→ **Assigned task**:
Which lines of the data hold the word "Αριθμός"? Copy all of them.

Segment Open

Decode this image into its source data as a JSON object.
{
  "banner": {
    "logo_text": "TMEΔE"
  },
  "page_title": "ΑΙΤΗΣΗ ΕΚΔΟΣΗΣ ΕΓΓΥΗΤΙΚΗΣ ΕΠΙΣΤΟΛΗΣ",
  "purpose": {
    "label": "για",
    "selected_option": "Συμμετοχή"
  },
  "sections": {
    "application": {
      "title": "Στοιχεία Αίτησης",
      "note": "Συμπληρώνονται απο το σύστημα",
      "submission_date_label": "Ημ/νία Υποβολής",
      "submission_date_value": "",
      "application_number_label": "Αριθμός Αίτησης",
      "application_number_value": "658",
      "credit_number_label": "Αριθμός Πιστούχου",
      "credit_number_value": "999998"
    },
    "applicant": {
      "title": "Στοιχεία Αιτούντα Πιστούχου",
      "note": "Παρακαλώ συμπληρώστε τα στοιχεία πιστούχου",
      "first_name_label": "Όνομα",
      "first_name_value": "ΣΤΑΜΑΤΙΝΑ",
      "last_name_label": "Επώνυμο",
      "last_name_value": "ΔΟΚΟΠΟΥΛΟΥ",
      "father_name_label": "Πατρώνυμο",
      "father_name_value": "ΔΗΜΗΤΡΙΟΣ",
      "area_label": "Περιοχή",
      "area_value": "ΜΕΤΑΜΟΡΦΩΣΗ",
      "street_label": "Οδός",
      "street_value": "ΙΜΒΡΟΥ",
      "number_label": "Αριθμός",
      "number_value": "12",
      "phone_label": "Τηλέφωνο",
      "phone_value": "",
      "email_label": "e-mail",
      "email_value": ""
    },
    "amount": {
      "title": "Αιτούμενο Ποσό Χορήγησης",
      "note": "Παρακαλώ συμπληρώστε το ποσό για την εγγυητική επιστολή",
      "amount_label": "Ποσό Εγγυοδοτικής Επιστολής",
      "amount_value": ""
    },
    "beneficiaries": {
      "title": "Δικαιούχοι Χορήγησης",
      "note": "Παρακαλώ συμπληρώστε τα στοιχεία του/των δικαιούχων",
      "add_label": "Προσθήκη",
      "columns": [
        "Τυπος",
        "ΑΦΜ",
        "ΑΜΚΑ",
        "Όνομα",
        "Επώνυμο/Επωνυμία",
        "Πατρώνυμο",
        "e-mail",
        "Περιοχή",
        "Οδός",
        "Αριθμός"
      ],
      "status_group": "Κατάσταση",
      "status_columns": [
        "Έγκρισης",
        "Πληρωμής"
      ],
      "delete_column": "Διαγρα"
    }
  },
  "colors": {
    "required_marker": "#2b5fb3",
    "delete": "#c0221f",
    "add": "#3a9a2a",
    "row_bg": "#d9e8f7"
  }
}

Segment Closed

→ **Answer box**:
      "application_number_label": "Αριθμός Αίτησης",
      "credit_number_label": "Αριθμός Πιστούχου",
      "number_label": "Αριθμός",
        "Αριθμός"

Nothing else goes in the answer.